Source records:

━━━━━━━━━━

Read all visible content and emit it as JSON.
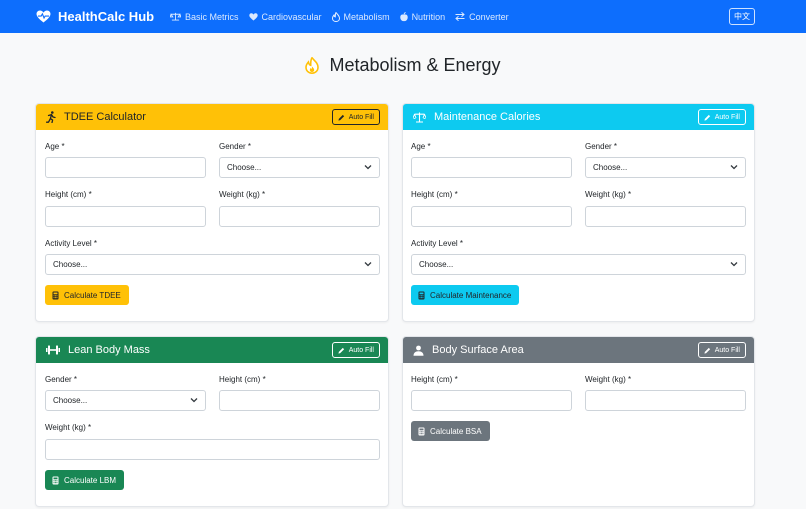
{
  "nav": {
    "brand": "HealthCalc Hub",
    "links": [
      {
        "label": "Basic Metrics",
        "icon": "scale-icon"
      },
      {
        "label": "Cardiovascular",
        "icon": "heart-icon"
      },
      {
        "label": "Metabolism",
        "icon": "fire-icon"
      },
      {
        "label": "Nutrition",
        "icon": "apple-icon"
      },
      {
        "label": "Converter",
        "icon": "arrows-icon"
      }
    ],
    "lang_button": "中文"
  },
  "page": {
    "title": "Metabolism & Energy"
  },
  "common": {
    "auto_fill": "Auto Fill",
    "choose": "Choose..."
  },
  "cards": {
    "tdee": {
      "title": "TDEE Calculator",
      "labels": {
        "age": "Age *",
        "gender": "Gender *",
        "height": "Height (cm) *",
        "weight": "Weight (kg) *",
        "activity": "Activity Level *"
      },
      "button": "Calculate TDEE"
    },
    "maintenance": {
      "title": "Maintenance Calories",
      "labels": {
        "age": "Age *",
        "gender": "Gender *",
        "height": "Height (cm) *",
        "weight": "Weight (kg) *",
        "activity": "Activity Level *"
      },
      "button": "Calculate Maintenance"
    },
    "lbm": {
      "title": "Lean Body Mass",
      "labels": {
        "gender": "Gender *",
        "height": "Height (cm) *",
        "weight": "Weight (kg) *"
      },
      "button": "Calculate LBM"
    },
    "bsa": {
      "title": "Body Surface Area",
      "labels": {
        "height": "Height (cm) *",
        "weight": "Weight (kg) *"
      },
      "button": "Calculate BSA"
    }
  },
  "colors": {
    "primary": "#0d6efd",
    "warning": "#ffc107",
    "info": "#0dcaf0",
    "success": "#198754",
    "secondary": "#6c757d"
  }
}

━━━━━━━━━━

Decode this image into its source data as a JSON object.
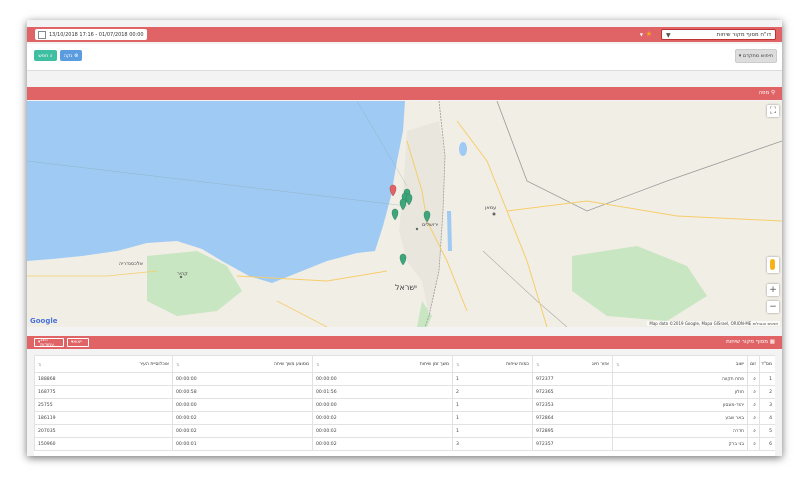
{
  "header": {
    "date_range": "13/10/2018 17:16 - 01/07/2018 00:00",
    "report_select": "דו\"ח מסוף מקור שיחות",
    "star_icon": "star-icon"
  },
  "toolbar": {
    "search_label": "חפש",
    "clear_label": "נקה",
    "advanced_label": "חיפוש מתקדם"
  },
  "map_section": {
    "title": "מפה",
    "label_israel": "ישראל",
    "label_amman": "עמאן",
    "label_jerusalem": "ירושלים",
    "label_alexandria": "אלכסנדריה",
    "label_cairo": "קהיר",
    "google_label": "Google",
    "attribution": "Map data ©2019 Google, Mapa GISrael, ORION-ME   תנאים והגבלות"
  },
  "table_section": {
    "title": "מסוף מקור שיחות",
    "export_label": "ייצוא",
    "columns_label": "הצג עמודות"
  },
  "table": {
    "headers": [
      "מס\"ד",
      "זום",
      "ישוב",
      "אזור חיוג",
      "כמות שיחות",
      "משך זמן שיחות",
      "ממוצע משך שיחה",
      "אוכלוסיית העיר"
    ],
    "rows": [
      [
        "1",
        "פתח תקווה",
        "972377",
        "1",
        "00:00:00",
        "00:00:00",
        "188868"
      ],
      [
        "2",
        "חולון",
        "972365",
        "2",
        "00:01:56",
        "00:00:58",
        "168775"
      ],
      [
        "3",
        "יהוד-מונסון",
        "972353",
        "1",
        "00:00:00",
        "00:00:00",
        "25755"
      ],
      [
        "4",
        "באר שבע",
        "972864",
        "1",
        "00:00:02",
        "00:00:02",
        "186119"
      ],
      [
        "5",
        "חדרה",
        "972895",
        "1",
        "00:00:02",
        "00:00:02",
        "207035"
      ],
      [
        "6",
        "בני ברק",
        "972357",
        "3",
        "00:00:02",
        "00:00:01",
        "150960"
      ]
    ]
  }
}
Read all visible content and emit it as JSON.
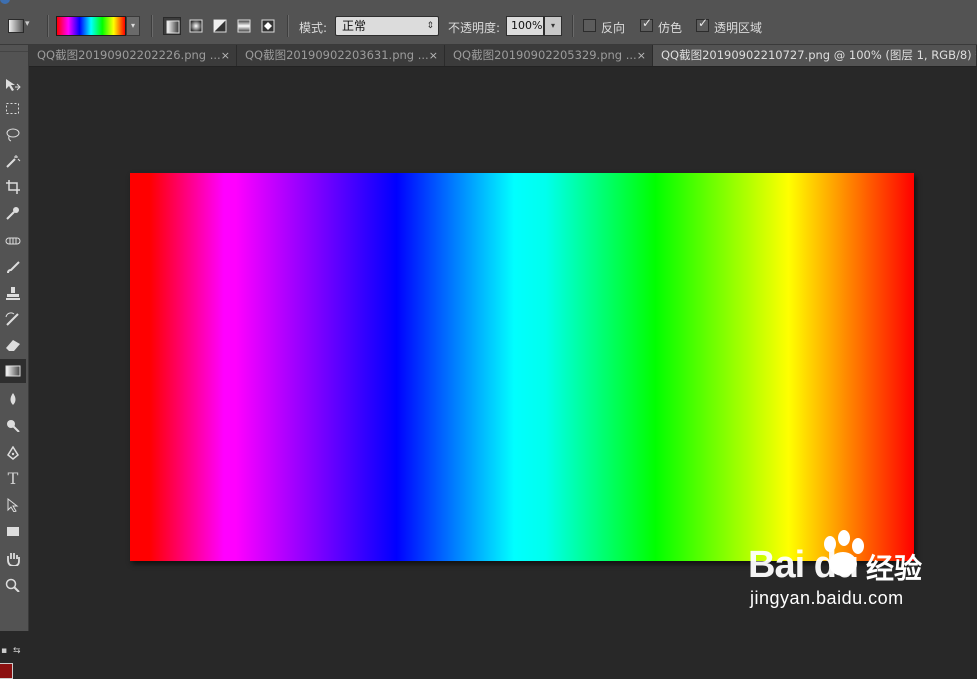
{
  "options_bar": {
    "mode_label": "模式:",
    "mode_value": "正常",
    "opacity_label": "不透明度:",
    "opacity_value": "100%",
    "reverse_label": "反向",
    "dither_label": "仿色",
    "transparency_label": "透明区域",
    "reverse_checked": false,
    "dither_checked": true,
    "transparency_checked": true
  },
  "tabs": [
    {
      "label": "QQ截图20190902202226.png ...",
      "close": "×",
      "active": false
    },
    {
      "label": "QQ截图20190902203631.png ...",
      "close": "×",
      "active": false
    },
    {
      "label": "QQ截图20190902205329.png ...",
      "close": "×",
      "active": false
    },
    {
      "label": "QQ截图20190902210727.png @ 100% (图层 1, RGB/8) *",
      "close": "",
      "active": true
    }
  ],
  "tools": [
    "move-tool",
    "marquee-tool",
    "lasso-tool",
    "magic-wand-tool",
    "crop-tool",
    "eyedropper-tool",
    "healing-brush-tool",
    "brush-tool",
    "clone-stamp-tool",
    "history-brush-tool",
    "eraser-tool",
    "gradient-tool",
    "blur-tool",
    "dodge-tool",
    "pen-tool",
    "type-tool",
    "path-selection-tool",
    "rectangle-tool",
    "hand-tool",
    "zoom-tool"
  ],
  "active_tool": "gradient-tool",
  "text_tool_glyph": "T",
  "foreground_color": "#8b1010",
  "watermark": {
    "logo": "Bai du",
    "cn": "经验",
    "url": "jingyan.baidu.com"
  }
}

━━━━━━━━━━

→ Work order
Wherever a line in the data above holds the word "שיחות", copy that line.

→ Solution to the exercise
    "report_select": "דו\"ח מסוף מקור שיחות",
    "title": "מסוף מקור שיחות",
      "כמות שיחות",
      "משך זמן שיחות",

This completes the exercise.